People aged 18 to 24 rely on acute emergency services to provide medical and health advice than other age groups, research from healthcare company PAGB has found.
The study found that 42% of younger people used A&E services as a source of medical advice. This figure fell as the age of the groups rose, with 33% of 25 to 34 year olds using A&E for information, 29% of those aged 35 to 44, and 20% of over 55s.
‘If we are to improve people’s health, we need to be supporting the public to look after their own health better, whether that involves making healthier lifestyle choices, being prepared for common winter illnesses, or knowing where to go to get healthcare advice,’ said Wendy Nicholson, lead nurse for children, young people and families at Public Health England. ‘As well as benefiting individuals, this will also lead to a healthier population and reduce pressure on frontline NHS services.’
Younger people were also much more likely to use the internet to find information about their health.
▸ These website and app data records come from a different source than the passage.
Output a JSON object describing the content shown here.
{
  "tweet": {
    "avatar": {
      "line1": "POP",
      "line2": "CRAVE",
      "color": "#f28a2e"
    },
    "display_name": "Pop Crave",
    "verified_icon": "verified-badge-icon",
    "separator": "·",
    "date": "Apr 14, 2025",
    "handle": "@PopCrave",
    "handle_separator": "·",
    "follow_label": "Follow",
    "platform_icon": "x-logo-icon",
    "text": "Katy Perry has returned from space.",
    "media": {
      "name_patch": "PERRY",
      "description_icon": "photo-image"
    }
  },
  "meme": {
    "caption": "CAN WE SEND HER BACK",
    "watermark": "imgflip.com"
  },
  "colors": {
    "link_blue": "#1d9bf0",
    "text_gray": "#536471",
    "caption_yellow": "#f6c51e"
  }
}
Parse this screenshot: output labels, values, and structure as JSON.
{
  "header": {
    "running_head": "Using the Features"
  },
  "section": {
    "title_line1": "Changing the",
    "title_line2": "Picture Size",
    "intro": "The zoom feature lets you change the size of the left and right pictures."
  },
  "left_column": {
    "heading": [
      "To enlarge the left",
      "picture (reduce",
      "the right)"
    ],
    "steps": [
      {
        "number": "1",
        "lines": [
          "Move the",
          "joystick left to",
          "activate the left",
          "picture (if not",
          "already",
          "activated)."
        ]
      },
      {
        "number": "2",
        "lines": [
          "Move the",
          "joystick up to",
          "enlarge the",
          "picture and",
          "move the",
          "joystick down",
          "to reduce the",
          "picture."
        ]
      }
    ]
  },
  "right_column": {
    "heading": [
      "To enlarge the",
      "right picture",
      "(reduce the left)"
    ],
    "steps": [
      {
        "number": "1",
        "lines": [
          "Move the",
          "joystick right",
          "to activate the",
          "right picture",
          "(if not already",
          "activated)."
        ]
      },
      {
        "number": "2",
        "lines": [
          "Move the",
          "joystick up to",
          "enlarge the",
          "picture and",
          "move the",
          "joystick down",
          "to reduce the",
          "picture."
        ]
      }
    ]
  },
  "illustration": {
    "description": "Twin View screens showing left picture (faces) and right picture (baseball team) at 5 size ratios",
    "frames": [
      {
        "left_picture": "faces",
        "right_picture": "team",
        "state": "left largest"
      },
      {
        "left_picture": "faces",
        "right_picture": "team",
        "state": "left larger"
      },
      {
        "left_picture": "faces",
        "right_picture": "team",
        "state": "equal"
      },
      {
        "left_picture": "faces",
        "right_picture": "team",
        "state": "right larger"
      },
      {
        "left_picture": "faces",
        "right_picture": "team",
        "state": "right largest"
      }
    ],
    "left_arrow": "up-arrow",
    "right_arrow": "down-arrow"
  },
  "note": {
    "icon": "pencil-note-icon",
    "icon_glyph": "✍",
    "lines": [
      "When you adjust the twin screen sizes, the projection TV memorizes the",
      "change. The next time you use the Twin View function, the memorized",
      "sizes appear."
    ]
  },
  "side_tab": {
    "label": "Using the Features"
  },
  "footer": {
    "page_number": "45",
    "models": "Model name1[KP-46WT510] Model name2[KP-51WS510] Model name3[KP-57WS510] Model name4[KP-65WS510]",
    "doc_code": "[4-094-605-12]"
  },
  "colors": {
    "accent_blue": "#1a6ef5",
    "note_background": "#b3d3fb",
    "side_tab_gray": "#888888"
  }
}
The study found that 97% of those aged 18 to 24 said they used Google as a source of medical information, compared with 69% of those aged over 55. Similarly, people in the 18 to 24 age group used NHS Choices for advice about their health, with 84% reporting that they accessed the site, while 51% of over 55s responded in kind.
Pharmacy services were comparatively underused, with 52% of younger people using it for advice compared to 65% of those over 55 years. This is despite 99% of the population being able to get to a pharmacy within 20 minutes by car and 96% by walking or using public transport.